(Element data from apps and pages)
━━━━━━━━━━

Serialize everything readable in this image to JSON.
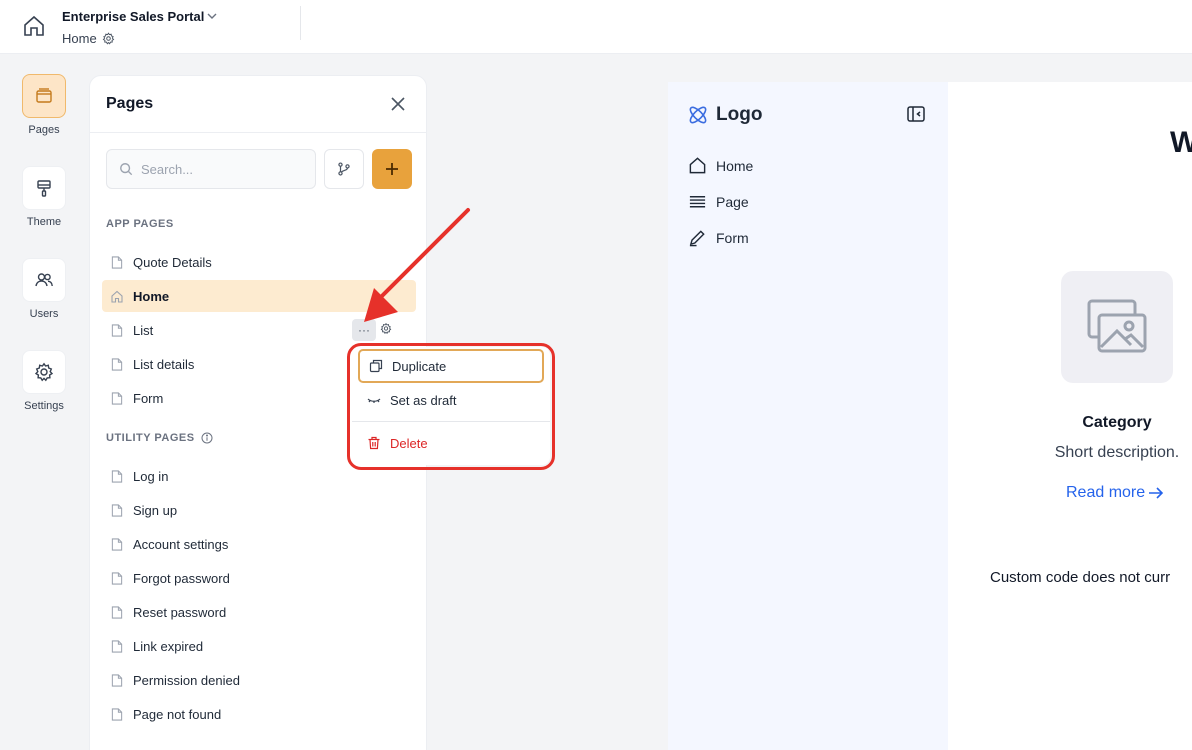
{
  "topbar": {
    "app_name": "Enterprise Sales Portal",
    "breadcrumb": "Home"
  },
  "rail": {
    "items": [
      {
        "label": "Pages",
        "icon": "pages-icon",
        "active": true
      },
      {
        "label": "Theme",
        "icon": "paint-roller-icon"
      },
      {
        "label": "Users",
        "icon": "users-icon"
      },
      {
        "label": "Settings",
        "icon": "gear-icon"
      }
    ]
  },
  "panel": {
    "title": "Pages",
    "search_placeholder": "Search...",
    "app_pages_label": "APP PAGES",
    "app_pages": [
      "Quote Details",
      "Home",
      "List",
      "List details",
      "Form"
    ],
    "active_page": "Home",
    "utility_pages_label": "UTILITY PAGES",
    "utility_pages": [
      "Log in",
      "Sign up",
      "Account settings",
      "Forgot password",
      "Reset password",
      "Link expired",
      "Permission denied",
      "Page not found"
    ]
  },
  "context_menu": {
    "more_label": "···",
    "items": [
      {
        "label": "Duplicate",
        "icon": "copy-icon"
      },
      {
        "label": "Set as draft",
        "icon": "closed-eye-icon"
      },
      {
        "label": "Delete",
        "icon": "trash-icon",
        "danger": true
      }
    ]
  },
  "preview": {
    "logo": "Logo",
    "nav": [
      "Home",
      "Page",
      "Form"
    ],
    "heading_fragment": "W",
    "category": "Category",
    "description": "Short description.",
    "read_more": "Read more",
    "custom_code_note": "Custom code does not curr"
  },
  "colors": {
    "accent": "#e8a23c",
    "active_row": "#fdebd0",
    "danger": "#dc2626",
    "link": "#2563eb",
    "annotation": "#e6312a"
  }
}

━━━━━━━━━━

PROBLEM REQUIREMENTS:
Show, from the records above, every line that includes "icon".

WORKED SOLUTION:
        "icon": "pages-icon",
        "icon": "paint-roller-icon"
        "icon": "users-icon"
        "icon": "gear-icon"
        "icon": "copy-icon"
        "icon": "closed-eye-icon"
        "icon": "trash-icon",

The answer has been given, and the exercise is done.